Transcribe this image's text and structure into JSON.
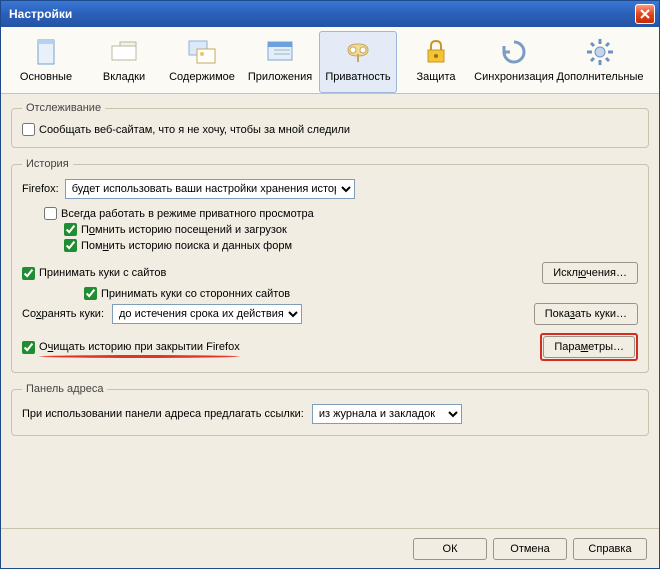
{
  "titlebar": {
    "title": "Настройки"
  },
  "toolbar": {
    "items": [
      {
        "id": "general",
        "label": "Основные"
      },
      {
        "id": "tabs",
        "label": "Вкладки"
      },
      {
        "id": "content",
        "label": "Содержимое"
      },
      {
        "id": "apps",
        "label": "Приложения"
      },
      {
        "id": "privacy",
        "label": "Приватность",
        "active": true
      },
      {
        "id": "security",
        "label": "Защита"
      },
      {
        "id": "sync",
        "label": "Синхронизация"
      },
      {
        "id": "advanced",
        "label": "Дополнительные"
      }
    ]
  },
  "tracking": {
    "legend": "Отслеживание",
    "dnt_label": "Сообщать веб-сайтам, что я не хочу, чтобы за мной следили",
    "dnt_checked": false
  },
  "history": {
    "legend": "История",
    "firefox_label": "Firefox:",
    "mode_selected": "будет использовать ваши настройки хранения истории",
    "always_private": {
      "label": "Всегда работать в режиме приватного просмотра",
      "checked": false
    },
    "remember_visits": {
      "label": "Помнить историю посещений и загрузок",
      "checked": true
    },
    "remember_search": {
      "label": "Помнить историю поиска и данных форм",
      "checked": true
    },
    "accept_cookies": {
      "label": "Принимать куки с сайтов",
      "checked": true
    },
    "exceptions_btn": "Исключения…",
    "third_party": {
      "label": "Принимать куки со сторонних сайтов",
      "checked": true
    },
    "keep_cookies_label": "Сохранять куки:",
    "keep_cookies_selected": "до истечения срока их действия",
    "show_cookies_btn": "Показать куки…",
    "clear_on_close": {
      "label": "Очищать историю при закрытии Firefox",
      "checked": true
    },
    "parameters_btn": "Параметры…"
  },
  "addressbar": {
    "legend": "Панель адреса",
    "suggest_label": "При использовании панели адреса предлагать ссылки:",
    "suggest_selected": "из журнала и закладок"
  },
  "footer": {
    "ok": "ОК",
    "cancel": "Отмена",
    "help": "Справка"
  }
}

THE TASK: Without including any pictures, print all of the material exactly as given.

RESPONSE AREA:
Transcribe this image's text and structure into JSON.
{
  "titlebar": {
    "title": "Настройки"
  },
  "toolbar": {
    "items": [
      {
        "id": "general",
        "label": "Основные"
      },
      {
        "id": "tabs",
        "label": "Вкладки"
      },
      {
        "id": "content",
        "label": "Содержимое"
      },
      {
        "id": "apps",
        "label": "Приложения"
      },
      {
        "id": "privacy",
        "label": "Приватность",
        "active": true
      },
      {
        "id": "security",
        "label": "Защита"
      },
      {
        "id": "sync",
        "label": "Синхронизация"
      },
      {
        "id": "advanced",
        "label": "Дополнительные"
      }
    ]
  },
  "tracking": {
    "legend": "Отслеживание",
    "dnt_label": "Сообщать веб-сайтам, что я не хочу, чтобы за мной следили",
    "dnt_checked": false
  },
  "history": {
    "legend": "История",
    "firefox_label": "Firefox:",
    "mode_selected": "будет использовать ваши настройки хранения истории",
    "always_private": {
      "label": "Всегда работать в режиме приватного просмотра",
      "checked": false
    },
    "remember_visits": {
      "label": "Помнить историю посещений и загрузок",
      "checked": true
    },
    "remember_search": {
      "label": "Помнить историю поиска и данных форм",
      "checked": true
    },
    "accept_cookies": {
      "label": "Принимать куки с сайтов",
      "checked": true
    },
    "exceptions_btn": "Исключения…",
    "third_party": {
      "label": "Принимать куки со сторонних сайтов",
      "checked": true
    },
    "keep_cookies_label": "Сохранять куки:",
    "keep_cookies_selected": "до истечения срока их действия",
    "show_cookies_btn": "Показать куки…",
    "clear_on_close": {
      "label": "Очищать историю при закрытии Firefox",
      "checked": true
    },
    "parameters_btn": "Параметры…"
  },
  "addressbar": {
    "legend": "Панель адреса",
    "suggest_label": "При использовании панели адреса предлагать ссылки:",
    "suggest_selected": "из журнала и закладок"
  },
  "footer": {
    "ok": "ОК",
    "cancel": "Отмена",
    "help": "Справка"
  }
}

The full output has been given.